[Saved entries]
────────────────────
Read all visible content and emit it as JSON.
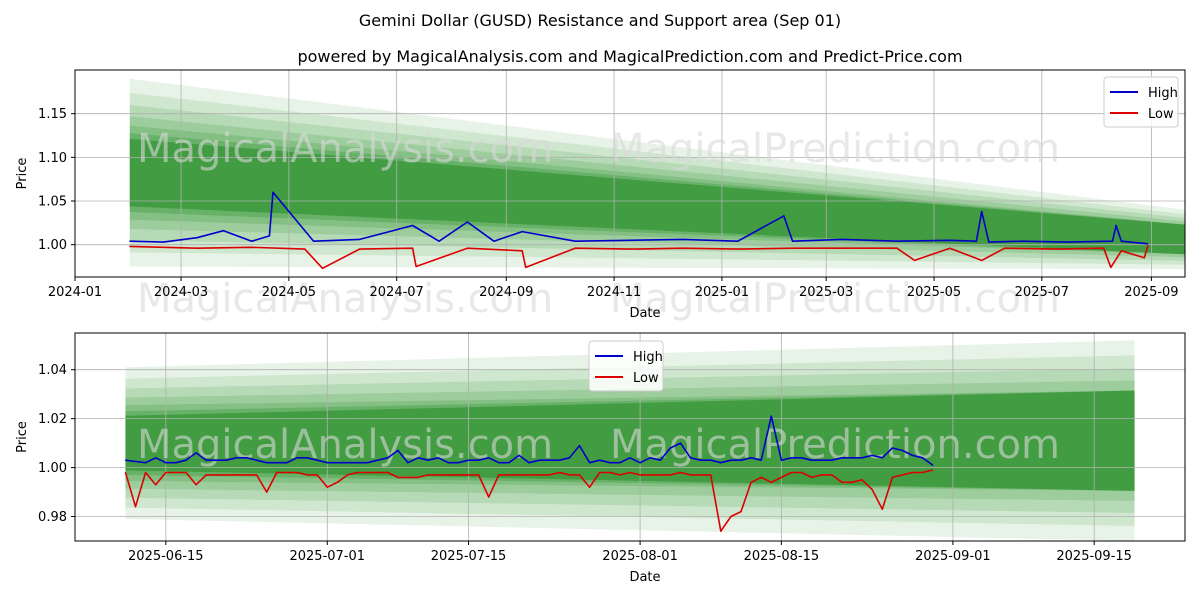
{
  "title": "Gemini Dollar (GUSD) Resistance and Support area (Sep 01)",
  "subtitle": "powered by MagicalAnalysis.com and MagicalPrediction.com and Predict-Price.com",
  "watermarks": [
    "MagicalAnalysis.com",
    "MagicalPrediction.com"
  ],
  "colors": {
    "high": "#0000cc",
    "low": "#dd0000",
    "band": "#228b22",
    "grid": "#b0b0b0"
  },
  "chart_data": [
    {
      "type": "line",
      "xlabel": "Date",
      "ylabel": "Price",
      "xlim": [
        "2024-01-01",
        "2025-09-20"
      ],
      "ylim": [
        0.963,
        1.2
      ],
      "x_ticks": [
        "2024-01",
        "2024-03",
        "2024-05",
        "2024-07",
        "2024-09",
        "2024-11",
        "2025-01",
        "2025-03",
        "2025-05",
        "2025-07",
        "2025-09"
      ],
      "y_ticks": [
        "1.00",
        "1.05",
        "1.10",
        "1.15"
      ],
      "legend": "top-right",
      "grid": true,
      "band": {
        "x_start": "2024-02-01",
        "x_end": "2025-09-20",
        "start_upper": 1.19,
        "start_lower": 0.975,
        "end_upper": 1.04,
        "end_lower": 0.972
      },
      "series": [
        {
          "name": "High",
          "x": [
            "2024-02-01",
            "2024-02-20",
            "2024-03-10",
            "2024-03-25",
            "2024-04-10",
            "2024-04-20",
            "2024-04-22",
            "2024-05-15",
            "2024-06-10",
            "2024-07-10",
            "2024-07-25",
            "2024-08-10",
            "2024-08-25",
            "2024-09-10",
            "2024-10-10",
            "2024-11-10",
            "2024-12-10",
            "2025-01-10",
            "2025-02-05",
            "2025-02-10",
            "2025-03-10",
            "2025-04-10",
            "2025-05-10",
            "2025-05-25",
            "2025-05-28",
            "2025-06-01",
            "2025-06-20",
            "2025-07-15",
            "2025-08-10",
            "2025-08-12",
            "2025-08-15",
            "2025-08-30"
          ],
          "values": [
            1.004,
            1.003,
            1.008,
            1.016,
            1.004,
            1.01,
            1.06,
            1.004,
            1.006,
            1.022,
            1.004,
            1.026,
            1.004,
            1.015,
            1.004,
            1.005,
            1.006,
            1.004,
            1.033,
            1.004,
            1.006,
            1.004,
            1.005,
            1.004,
            1.038,
            1.003,
            1.004,
            1.003,
            1.004,
            1.022,
            1.004,
            1.001
          ]
        },
        {
          "name": "Low",
          "x": [
            "2024-02-01",
            "2024-03-10",
            "2024-04-10",
            "2024-05-10",
            "2024-05-20",
            "2024-06-10",
            "2024-07-10",
            "2024-07-12",
            "2024-08-10",
            "2024-09-10",
            "2024-09-12",
            "2024-10-10",
            "2024-11-10",
            "2024-12-10",
            "2025-01-10",
            "2025-02-10",
            "2025-03-10",
            "2025-04-10",
            "2025-04-20",
            "2025-05-10",
            "2025-05-28",
            "2025-06-10",
            "2025-07-10",
            "2025-08-05",
            "2025-08-09",
            "2025-08-15",
            "2025-08-28",
            "2025-08-30"
          ],
          "values": [
            0.998,
            0.996,
            0.997,
            0.995,
            0.973,
            0.995,
            0.996,
            0.975,
            0.996,
            0.993,
            0.974,
            0.996,
            0.995,
            0.996,
            0.995,
            0.996,
            0.996,
            0.996,
            0.982,
            0.996,
            0.982,
            0.996,
            0.995,
            0.996,
            0.974,
            0.993,
            0.985,
            0.999
          ]
        }
      ]
    },
    {
      "type": "line",
      "xlabel": "Date",
      "ylabel": "Price",
      "xlim": [
        "2025-06-06",
        "2025-09-24"
      ],
      "ylim": [
        0.97,
        1.055
      ],
      "x_ticks": [
        "2025-06-15",
        "2025-07-01",
        "2025-07-15",
        "2025-08-01",
        "2025-08-15",
        "2025-09-01",
        "2025-09-15"
      ],
      "y_ticks": [
        "0.98",
        "1.00",
        "1.02",
        "1.04"
      ],
      "legend": "top-center",
      "grid": true,
      "band": {
        "x_start": "2025-06-11",
        "x_end": "2025-09-19",
        "start_upper": 1.041,
        "start_lower": 0.979,
        "end_upper": 1.052,
        "end_lower": 0.97
      },
      "series": [
        {
          "name": "High",
          "x": [
            "2025-06-11",
            "2025-06-13",
            "2025-06-14",
            "2025-06-15",
            "2025-06-16",
            "2025-06-17",
            "2025-06-18",
            "2025-06-19",
            "2025-06-20",
            "2025-06-21",
            "2025-06-22",
            "2025-06-23",
            "2025-06-24",
            "2025-06-25",
            "2025-06-26",
            "2025-06-27",
            "2025-06-28",
            "2025-06-29",
            "2025-06-30",
            "2025-07-01",
            "2025-07-02",
            "2025-07-03",
            "2025-07-04",
            "2025-07-05",
            "2025-07-06",
            "2025-07-07",
            "2025-07-08",
            "2025-07-09",
            "2025-07-10",
            "2025-07-11",
            "2025-07-12",
            "2025-07-13",
            "2025-07-14",
            "2025-07-15",
            "2025-07-16",
            "2025-07-17",
            "2025-07-18",
            "2025-07-19",
            "2025-07-20",
            "2025-07-21",
            "2025-07-22",
            "2025-07-23",
            "2025-07-24",
            "2025-07-25",
            "2025-07-26",
            "2025-07-27",
            "2025-07-28",
            "2025-07-29",
            "2025-07-30",
            "2025-07-31",
            "2025-08-01",
            "2025-08-02",
            "2025-08-03",
            "2025-08-04",
            "2025-08-05",
            "2025-08-06",
            "2025-08-07",
            "2025-08-08",
            "2025-08-09",
            "2025-08-10",
            "2025-08-11",
            "2025-08-12",
            "2025-08-13",
            "2025-08-14",
            "2025-08-15",
            "2025-08-16",
            "2025-08-17",
            "2025-08-18",
            "2025-08-19",
            "2025-08-20",
            "2025-08-21",
            "2025-08-22",
            "2025-08-23",
            "2025-08-24",
            "2025-08-25",
            "2025-08-26",
            "2025-08-27",
            "2025-08-28",
            "2025-08-29",
            "2025-08-30"
          ],
          "values": [
            1.003,
            1.002,
            1.004,
            1.002,
            1.002,
            1.003,
            1.006,
            1.003,
            1.003,
            1.003,
            1.004,
            1.004,
            1.003,
            1.002,
            1.002,
            1.002,
            1.004,
            1.004,
            1.003,
            1.002,
            1.002,
            1.002,
            1.002,
            1.002,
            1.003,
            1.004,
            1.007,
            1.002,
            1.004,
            1.003,
            1.004,
            1.002,
            1.002,
            1.003,
            1.003,
            1.004,
            1.002,
            1.002,
            1.005,
            1.002,
            1.003,
            1.003,
            1.003,
            1.004,
            1.009,
            1.002,
            1.003,
            1.002,
            1.002,
            1.004,
            1.002,
            1.004,
            1.003,
            1.008,
            1.01,
            1.004,
            1.003,
            1.003,
            1.002,
            1.003,
            1.003,
            1.004,
            1.003,
            1.021,
            1.003,
            1.004,
            1.004,
            1.003,
            1.003,
            1.003,
            1.004,
            1.004,
            1.004,
            1.005,
            1.004,
            1.008,
            1.007,
            1.005,
            1.004,
            1.001
          ]
        },
        {
          "name": "Low",
          "x": [
            "2025-06-11",
            "2025-06-12",
            "2025-06-13",
            "2025-06-14",
            "2025-06-15",
            "2025-06-16",
            "2025-06-17",
            "2025-06-18",
            "2025-06-19",
            "2025-06-20",
            "2025-06-21",
            "2025-06-22",
            "2025-06-23",
            "2025-06-24",
            "2025-06-25",
            "2025-06-26",
            "2025-06-27",
            "2025-06-28",
            "2025-06-29",
            "2025-06-30",
            "2025-07-01",
            "2025-07-02",
            "2025-07-03",
            "2025-07-04",
            "2025-07-05",
            "2025-07-06",
            "2025-07-07",
            "2025-07-08",
            "2025-07-09",
            "2025-07-10",
            "2025-07-11",
            "2025-07-12",
            "2025-07-13",
            "2025-07-14",
            "2025-07-15",
            "2025-07-16",
            "2025-07-17",
            "2025-07-18",
            "2025-07-19",
            "2025-07-20",
            "2025-07-21",
            "2025-07-22",
            "2025-07-23",
            "2025-07-24",
            "2025-07-25",
            "2025-07-26",
            "2025-07-27",
            "2025-07-28",
            "2025-07-29",
            "2025-07-30",
            "2025-07-31",
            "2025-08-01",
            "2025-08-02",
            "2025-08-03",
            "2025-08-04",
            "2025-08-05",
            "2025-08-06",
            "2025-08-07",
            "2025-08-08",
            "2025-08-09",
            "2025-08-10",
            "2025-08-11",
            "2025-08-12",
            "2025-08-13",
            "2025-08-14",
            "2025-08-15",
            "2025-08-16",
            "2025-08-17",
            "2025-08-18",
            "2025-08-19",
            "2025-08-20",
            "2025-08-21",
            "2025-08-22",
            "2025-08-23",
            "2025-08-24",
            "2025-08-25",
            "2025-08-26",
            "2025-08-27",
            "2025-08-28",
            "2025-08-29",
            "2025-08-30"
          ],
          "values": [
            0.998,
            0.984,
            0.998,
            0.993,
            0.998,
            0.998,
            0.998,
            0.993,
            0.997,
            0.997,
            0.997,
            0.997,
            0.997,
            0.997,
            0.99,
            0.998,
            0.998,
            0.998,
            0.997,
            0.997,
            0.992,
            0.994,
            0.997,
            0.998,
            0.998,
            0.998,
            0.998,
            0.996,
            0.996,
            0.996,
            0.997,
            0.997,
            0.997,
            0.997,
            0.997,
            0.997,
            0.988,
            0.997,
            0.997,
            0.997,
            0.997,
            0.997,
            0.997,
            0.998,
            0.997,
            0.997,
            0.992,
            0.998,
            0.998,
            0.997,
            0.998,
            0.997,
            0.997,
            0.997,
            0.997,
            0.998,
            0.997,
            0.997,
            0.997,
            0.974,
            0.98,
            0.982,
            0.994,
            0.996,
            0.994,
            0.996,
            0.998,
            0.998,
            0.996,
            0.997,
            0.997,
            0.994,
            0.994,
            0.995,
            0.991,
            0.983,
            0.996,
            0.997,
            0.998,
            0.998,
            0.999
          ]
        }
      ]
    }
  ]
}
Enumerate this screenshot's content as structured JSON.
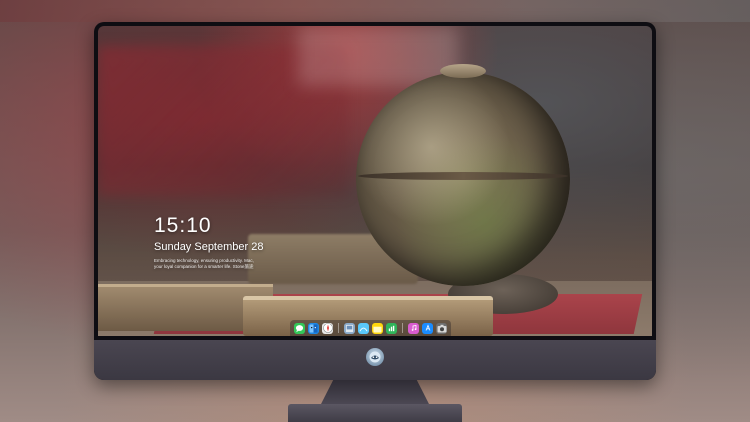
{
  "lock_screen": {
    "time": "15:10",
    "date": "Sunday September 28",
    "caption_line1": "Embracing technology, ensuring productivity. Mac,",
    "caption_line2": "your loyal companion for a smarter life. Stone旅途"
  },
  "dock": {
    "items": [
      {
        "name": "messages",
        "icon": "messages-icon",
        "color": "#34c759"
      },
      {
        "name": "finder",
        "icon": "finder-icon",
        "color": "#1e88e5"
      },
      {
        "name": "safari",
        "icon": "safari-icon",
        "color": "#e9e9e9"
      },
      {
        "name": "preview",
        "icon": "preview-icon",
        "color": "#8aa9c9"
      },
      {
        "name": "launchpad",
        "icon": "launchpad-icon",
        "color": "#5ac8fa"
      },
      {
        "name": "notes",
        "icon": "notes-icon",
        "color": "#ffd60a"
      },
      {
        "name": "numbers",
        "icon": "numbers-icon",
        "color": "#30b45a"
      },
      {
        "name": "itunes",
        "icon": "itunes-icon",
        "color": "#d85cd0"
      },
      {
        "name": "app-store",
        "icon": "app-store-icon",
        "color": "#1a8cff"
      },
      {
        "name": "camera",
        "icon": "camera-icon",
        "color": "#6d6d6d"
      }
    ]
  },
  "colors": {
    "bezel": "#0e0d12",
    "chin": "#4a4651",
    "text": "#ffffff"
  }
}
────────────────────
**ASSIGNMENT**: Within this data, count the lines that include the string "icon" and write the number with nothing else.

**OUTPUT BELOW**: 10